Suzie Cunliffe is a professional copywriter working in Cornwall.
1. Be specific
Don’t give generic descriptions.
You will build a much better story / character / setting by introducing specifics to your narrative
2. Avoid adverbs
Going through a text and strengthening the verb instead will instantly lift your writing.
3. Make every word earn its place
Whether it’s an adverb or an adjective, noun, vowel or connector make sure it is adding something to the reader’s experience. Watch dialogue especially and if your character is saying the same thing three ways, lose two of them.
4. Keep it simple
Make your story as complex as you like, but tell it simply. If a reader is confused they are likely to move onto the next story. Split up long sentences, don’t use three weak words where one stronger one will do.
5. Show me, don’t tell me

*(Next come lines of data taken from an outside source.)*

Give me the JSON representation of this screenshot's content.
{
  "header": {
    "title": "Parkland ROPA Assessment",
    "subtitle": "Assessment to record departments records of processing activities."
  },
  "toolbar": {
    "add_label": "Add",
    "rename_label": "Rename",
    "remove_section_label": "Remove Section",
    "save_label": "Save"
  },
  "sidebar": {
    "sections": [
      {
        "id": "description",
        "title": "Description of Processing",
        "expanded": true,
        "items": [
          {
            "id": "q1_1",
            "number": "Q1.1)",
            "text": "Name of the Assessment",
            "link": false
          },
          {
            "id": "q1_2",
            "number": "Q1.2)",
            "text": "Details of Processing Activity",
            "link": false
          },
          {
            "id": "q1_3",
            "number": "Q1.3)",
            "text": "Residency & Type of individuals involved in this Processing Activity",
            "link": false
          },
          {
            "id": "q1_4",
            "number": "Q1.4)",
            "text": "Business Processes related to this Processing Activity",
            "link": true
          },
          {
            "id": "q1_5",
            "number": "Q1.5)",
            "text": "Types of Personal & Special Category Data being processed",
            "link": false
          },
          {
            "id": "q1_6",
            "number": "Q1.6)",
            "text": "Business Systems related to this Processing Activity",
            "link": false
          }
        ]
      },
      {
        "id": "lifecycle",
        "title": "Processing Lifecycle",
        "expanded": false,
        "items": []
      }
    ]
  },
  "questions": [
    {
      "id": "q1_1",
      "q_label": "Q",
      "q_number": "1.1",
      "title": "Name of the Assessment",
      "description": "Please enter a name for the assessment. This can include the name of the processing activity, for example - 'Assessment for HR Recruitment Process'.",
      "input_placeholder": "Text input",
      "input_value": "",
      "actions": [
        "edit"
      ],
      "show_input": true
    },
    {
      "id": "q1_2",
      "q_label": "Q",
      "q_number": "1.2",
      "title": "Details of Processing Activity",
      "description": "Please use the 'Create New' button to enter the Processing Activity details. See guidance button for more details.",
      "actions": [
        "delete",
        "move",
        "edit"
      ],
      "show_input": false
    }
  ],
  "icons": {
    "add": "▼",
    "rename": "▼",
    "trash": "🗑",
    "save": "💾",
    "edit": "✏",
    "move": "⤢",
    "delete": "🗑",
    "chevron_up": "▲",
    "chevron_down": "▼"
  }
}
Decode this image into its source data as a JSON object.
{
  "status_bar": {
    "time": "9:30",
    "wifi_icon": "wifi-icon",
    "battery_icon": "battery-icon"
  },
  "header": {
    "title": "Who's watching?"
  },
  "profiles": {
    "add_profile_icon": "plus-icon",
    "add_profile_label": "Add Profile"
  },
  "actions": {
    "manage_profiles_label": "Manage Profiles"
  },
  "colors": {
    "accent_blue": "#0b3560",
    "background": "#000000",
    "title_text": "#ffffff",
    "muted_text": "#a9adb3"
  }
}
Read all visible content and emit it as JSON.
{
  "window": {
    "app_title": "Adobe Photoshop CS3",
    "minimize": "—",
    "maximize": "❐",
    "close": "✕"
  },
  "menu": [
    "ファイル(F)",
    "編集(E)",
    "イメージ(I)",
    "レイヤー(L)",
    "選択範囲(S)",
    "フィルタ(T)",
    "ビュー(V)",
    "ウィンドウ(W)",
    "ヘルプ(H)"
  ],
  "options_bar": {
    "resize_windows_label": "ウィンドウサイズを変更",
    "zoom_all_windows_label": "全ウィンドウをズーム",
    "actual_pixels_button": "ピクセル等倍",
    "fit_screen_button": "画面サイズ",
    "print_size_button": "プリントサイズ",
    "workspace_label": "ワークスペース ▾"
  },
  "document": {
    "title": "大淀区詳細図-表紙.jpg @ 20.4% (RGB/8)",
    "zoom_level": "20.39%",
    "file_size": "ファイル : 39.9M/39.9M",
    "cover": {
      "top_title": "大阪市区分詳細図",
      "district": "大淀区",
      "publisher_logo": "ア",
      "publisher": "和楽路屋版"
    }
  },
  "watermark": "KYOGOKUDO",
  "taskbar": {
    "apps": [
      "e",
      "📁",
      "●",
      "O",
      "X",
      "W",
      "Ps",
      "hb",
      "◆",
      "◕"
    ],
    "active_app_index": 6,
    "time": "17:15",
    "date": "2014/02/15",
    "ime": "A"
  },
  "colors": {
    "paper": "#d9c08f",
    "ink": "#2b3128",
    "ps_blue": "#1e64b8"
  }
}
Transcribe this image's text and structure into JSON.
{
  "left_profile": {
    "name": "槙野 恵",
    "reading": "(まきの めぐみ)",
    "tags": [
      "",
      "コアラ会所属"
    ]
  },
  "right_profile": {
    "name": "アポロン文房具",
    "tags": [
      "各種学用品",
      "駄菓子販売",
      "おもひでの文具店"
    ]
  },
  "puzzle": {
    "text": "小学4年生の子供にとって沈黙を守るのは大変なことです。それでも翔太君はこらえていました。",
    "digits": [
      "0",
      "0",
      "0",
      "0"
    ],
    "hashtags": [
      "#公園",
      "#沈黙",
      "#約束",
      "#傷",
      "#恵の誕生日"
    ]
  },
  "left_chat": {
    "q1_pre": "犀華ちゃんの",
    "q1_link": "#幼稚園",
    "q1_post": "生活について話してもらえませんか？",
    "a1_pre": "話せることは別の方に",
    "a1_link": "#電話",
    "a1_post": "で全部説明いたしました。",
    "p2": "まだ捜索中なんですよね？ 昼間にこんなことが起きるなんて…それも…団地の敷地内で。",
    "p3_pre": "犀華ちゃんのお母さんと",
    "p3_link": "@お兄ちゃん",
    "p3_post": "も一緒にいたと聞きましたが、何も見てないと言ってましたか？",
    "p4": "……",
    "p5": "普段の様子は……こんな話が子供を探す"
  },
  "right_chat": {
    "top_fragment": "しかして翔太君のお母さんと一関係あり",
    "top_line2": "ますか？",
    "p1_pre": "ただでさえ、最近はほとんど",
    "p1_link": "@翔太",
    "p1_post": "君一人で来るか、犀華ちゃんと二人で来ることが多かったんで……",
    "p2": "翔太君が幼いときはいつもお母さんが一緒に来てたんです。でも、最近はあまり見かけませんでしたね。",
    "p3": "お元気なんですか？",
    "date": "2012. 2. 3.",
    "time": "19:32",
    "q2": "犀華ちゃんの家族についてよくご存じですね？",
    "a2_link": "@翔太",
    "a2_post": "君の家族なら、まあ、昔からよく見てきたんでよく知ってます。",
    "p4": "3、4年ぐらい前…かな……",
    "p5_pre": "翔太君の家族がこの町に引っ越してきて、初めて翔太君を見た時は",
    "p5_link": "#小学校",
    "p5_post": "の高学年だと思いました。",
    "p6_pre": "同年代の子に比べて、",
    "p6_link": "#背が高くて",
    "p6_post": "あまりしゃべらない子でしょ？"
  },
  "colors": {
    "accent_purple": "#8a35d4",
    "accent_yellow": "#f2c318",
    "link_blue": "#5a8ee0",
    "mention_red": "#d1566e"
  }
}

This one has been so important for me. At a basic level, don’t say ‘John was anxious’ say “John had bitten the fingernail on his index finger so far he could no longer hook his teeth behind it to gnaw.”
6. Trust the Reader
In the example above did you know what John was feeling from what he was doing? There you go. Trust your reader.
7. What do they want?
Think about what each of your characters wants in a scene and this will propel them forward.
Their actions should be based on their desires and the reader should get a sense of what that is, without you, the author, having to say it out loud.
8. Bury the Details
This is about keeping some mystery alive.
Similar to the previous point it’s about creating a subtext to a scene to make it more real. Convey the characters wants in their actions rather than just plonking them on the page.
9. Let the reader ask the questions
Think very carefully before putting a question in your text. Not “John entered the room. Why was it so empty? What had happened here?” but “John pushed open the door. The room creaked with emptiness. A star of David was painted on one wall in what looked like blood.”
10. Read it aloud
Usually the best way to pick up sentences that sound wrong.
If you stumble over it. Bin it.
Or change it if you’re feeling slightly less draconian!
Find a reader (or two) who you can ask to critique. You’ll be surprised how people tend to pick up the same problems; making it far easier to redraft.
12. Find your voice
This is tricky but as a writer your voice needs to stand out from the din of the crowd.
A good exercise is to write a description of your home town. Close your eyes; picture yourself there and…
13. Just write
No inspiration? Tough.
If you have to hang around waiting for inspiration to strike then you might as well give up now. Write it even if it sucks – first drafts usually do anyway – like an athlete, training is important.
Bottom line: if you don’t write: you’re not a writer!